Ode to a Strawberry


So very much can happen in one month’s time, especially in the whirlwind that is summer.  First, I must report, and with glee, that we found a house and will close on it next week.  I was anticipating some anxiety around such a purchase and decision, some worry and maybe apprehension, but none of that has come to fruition.  Gladly we are stoked, absolutely ready and rearing to go.  The house, a big green ogre of a place, one hundred and one years old, needs some love and tenderness and then a bit of a makeover.  Can’t wait to sink our teeth into all of that.  (Be certain I won’t have much time to write a post in August, but I will get back to you when I can.)

Now, let’s get back to the strawberry.  Yesterday, a really splendid Saturday, Nate, Riley, and I went to one of my favorite you-pick farms outside of the Cities, Natura Farms, and harvested buckets of absolutely delicious strawberries.  Well, Riley picked then ate, picked then ate, her bucket clean as a whistle when we were done.  Natura doesn’t spray their crops, but care for them in a sustainable way, and they are always kind and welcoming, and have acres and acres of glorious food.  We picnicked by a nearby lake and just listened to the sound of nothing for a while.  Life is, indeed, good.

As well, this last weekend I wandered the St. Paul Farmers Market early on a Sunday and found that I had an opportunity to speak to the Hmong growers in more depth than usual.  The market is made up of more Hmong farmers and their families than any other group, yet they and their produce still remain a mystery.  I sometimes snag some of their greens or herbs, politely thank them, and then take them home and insert them into something I’m making.  But I’ve been really curious lately about how they eat them.  The difficulty is the language barrier and therefore the itimidation factor.  But last weekend I decided to be a bit more brazen and after I bought a really beautiful bunch of rich-colored pink and purple greens from a Hmong vendor who didn’t speak a single word of English, I found a young Hmong woman and asked if she spoke English.  She did, quite well, as I’m sure is due to her age, and asked her about these unusual greens.  Surprisingly, she didn’t know what to do with them, but was so nice and curious herself, that she left her stall, pulled me half way through the market and told me her mom, who was working another stall, would know just what to do with them.  Turns out the greens I bought are a rare, very short-season crop, and that they are used in the same way we would use spinach.  I loved this little discovery and meeting these nice women, who I think were really pleased to answer my questions, and proud.  (By the way, I stir-fried these gorgeous greens and they were so fantastic, bitter and spicy, nearly like a watercress.)

I must put in a plug here too for my upcoming classes this late summer and fall.  With each class I have more and more fun and find that I just love teaching and talking about real food with people.  I’m always trying to come up with clever class ideas and I hope you’ll join me for some of these:

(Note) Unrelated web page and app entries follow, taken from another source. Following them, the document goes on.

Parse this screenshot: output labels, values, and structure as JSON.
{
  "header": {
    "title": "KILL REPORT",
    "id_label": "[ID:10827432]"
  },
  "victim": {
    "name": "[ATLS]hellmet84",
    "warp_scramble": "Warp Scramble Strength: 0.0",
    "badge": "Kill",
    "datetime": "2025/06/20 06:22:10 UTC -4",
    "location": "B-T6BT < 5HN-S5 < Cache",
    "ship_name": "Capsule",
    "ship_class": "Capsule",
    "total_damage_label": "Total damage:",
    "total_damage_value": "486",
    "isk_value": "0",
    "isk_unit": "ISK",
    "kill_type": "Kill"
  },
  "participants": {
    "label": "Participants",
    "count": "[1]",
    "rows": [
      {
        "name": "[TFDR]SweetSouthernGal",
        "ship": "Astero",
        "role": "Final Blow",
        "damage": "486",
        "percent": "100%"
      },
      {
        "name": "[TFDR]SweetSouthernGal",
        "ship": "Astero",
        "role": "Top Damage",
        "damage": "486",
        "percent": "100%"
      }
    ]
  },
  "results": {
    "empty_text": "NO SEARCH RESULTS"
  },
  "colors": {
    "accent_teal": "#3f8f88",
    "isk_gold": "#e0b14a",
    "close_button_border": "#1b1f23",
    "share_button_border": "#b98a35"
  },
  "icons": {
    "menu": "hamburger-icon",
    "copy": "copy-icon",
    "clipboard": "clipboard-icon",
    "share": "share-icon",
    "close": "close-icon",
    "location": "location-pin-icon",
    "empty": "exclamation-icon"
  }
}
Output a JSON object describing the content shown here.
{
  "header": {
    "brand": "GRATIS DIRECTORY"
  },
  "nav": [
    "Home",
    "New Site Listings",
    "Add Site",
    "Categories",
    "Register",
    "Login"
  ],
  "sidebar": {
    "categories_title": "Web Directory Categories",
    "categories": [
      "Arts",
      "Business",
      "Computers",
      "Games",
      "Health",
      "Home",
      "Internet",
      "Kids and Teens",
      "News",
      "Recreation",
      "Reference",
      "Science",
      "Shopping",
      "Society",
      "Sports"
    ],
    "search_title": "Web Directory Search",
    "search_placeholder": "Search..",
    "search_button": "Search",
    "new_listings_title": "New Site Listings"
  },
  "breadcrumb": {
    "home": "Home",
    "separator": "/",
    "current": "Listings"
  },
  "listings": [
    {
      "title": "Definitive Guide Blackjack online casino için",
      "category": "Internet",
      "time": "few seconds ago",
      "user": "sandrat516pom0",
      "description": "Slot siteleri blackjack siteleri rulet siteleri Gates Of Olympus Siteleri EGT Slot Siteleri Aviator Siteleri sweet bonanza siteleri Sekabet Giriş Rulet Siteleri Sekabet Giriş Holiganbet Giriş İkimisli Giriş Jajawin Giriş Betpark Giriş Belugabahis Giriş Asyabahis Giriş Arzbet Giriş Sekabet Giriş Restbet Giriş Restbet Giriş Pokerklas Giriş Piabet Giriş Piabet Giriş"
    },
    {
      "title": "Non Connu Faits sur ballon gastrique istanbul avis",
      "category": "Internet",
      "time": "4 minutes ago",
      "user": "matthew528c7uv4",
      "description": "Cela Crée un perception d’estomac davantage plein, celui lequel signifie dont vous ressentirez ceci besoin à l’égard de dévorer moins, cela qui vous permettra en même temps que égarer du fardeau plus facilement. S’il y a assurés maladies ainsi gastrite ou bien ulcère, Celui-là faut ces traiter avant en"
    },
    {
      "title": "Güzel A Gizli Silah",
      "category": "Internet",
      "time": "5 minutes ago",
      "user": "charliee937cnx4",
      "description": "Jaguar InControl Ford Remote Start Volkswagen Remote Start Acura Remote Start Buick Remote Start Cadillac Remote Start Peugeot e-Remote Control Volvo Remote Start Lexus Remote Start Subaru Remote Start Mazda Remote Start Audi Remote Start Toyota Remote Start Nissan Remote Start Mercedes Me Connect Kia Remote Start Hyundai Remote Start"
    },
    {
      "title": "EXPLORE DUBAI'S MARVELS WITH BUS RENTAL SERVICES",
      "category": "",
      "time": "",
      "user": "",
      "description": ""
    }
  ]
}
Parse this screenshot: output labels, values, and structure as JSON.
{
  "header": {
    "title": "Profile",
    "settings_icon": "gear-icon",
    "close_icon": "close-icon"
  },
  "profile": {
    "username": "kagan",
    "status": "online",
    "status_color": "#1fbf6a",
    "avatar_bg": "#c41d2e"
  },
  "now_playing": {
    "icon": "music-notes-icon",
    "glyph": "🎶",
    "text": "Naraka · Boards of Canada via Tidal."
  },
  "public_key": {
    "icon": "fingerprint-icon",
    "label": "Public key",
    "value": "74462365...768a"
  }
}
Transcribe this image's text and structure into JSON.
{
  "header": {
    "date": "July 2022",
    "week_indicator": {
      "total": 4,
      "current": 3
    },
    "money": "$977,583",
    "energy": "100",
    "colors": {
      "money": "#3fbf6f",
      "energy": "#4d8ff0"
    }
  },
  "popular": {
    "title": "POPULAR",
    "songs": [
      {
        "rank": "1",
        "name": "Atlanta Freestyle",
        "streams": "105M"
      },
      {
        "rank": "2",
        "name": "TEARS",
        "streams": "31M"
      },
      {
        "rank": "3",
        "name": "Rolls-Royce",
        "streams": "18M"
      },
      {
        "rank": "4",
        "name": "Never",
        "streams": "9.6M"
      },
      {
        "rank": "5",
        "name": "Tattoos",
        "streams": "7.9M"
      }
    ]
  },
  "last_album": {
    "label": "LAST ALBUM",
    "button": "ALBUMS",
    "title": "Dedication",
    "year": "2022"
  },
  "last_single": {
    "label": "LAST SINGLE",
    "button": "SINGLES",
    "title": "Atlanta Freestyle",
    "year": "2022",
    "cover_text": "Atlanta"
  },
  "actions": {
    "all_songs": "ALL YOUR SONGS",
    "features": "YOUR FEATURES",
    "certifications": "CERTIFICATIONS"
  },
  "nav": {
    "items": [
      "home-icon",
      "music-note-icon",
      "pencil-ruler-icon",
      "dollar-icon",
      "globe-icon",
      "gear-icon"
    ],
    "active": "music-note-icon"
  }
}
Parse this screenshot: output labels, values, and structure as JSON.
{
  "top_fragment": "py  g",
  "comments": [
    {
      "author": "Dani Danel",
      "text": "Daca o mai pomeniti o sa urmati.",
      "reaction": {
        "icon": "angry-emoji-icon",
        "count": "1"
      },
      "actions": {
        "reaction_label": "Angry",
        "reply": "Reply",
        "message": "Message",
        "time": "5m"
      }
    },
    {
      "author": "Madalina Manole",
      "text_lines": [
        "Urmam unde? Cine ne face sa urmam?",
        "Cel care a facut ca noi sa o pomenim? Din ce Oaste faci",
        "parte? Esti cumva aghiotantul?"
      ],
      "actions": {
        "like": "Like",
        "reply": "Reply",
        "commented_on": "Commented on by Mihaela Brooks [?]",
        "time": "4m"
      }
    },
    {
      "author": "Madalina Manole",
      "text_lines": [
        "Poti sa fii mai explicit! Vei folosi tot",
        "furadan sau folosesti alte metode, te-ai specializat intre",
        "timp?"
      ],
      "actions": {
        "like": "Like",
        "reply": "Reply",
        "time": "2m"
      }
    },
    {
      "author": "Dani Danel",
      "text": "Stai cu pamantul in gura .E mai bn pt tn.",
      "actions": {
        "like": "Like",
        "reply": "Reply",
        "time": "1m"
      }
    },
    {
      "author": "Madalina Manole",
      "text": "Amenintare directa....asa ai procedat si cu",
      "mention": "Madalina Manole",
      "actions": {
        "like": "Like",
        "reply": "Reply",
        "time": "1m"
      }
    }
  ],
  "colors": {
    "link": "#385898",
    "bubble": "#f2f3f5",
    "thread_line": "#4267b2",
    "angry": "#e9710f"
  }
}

Digging in to the CSA Box at Mississippi Market Co-op in St. Paul (Selby store) on September 30th, Wednesday, from 6-8pm.

Seasonal Suppers at Mississippi Market Co-op in St. Paul (W. 7th store) on October 7th, Wednesday, from 6-8pm.

Favorites from the Ballymaloe at Cooks of Crocus Hill on November 14th, Saturday, from 5-8pm.

(Please visit those websites to get more details and register for classes.)

Finally, there’s another food that I must mention in my post today and that is the raspberry.  My good friend Liz, who lives in Madison, was telling me she has quite a bit of them on her hands and what to do now.  I mentioned that quick, unusual preserve recipe from the late southern cook Edna Lewis, found in The Splendid Table’s How to Eat Supper.  Highly recommended, it goes like this:

Edna Lewis’s Sugared Raspberries

2 cups (about 1 pound) fresh, unblemished raspberries; 2 cups sugar

1. Carefully pick over the berries, removing any leaves, foreign objects, or spoiled berries.  Put the berries in a mixing bowl, and pour the sugar over them.  Use two large forks or a potato masher to mash the sugar into the raspberries until they are liquefied and no trace of whole berries is left.  (A blender is not good for this, because it will pulverize some of the berry seeds, which should remain intact.)

2. Transfer the mashed berries to jars and refrigerate for atleast 2 days before using.  Stashed in the refrigerator, these berries are manna from heaven in January.  Eat them straight by the spoonful or on bread, cake, or ice cream.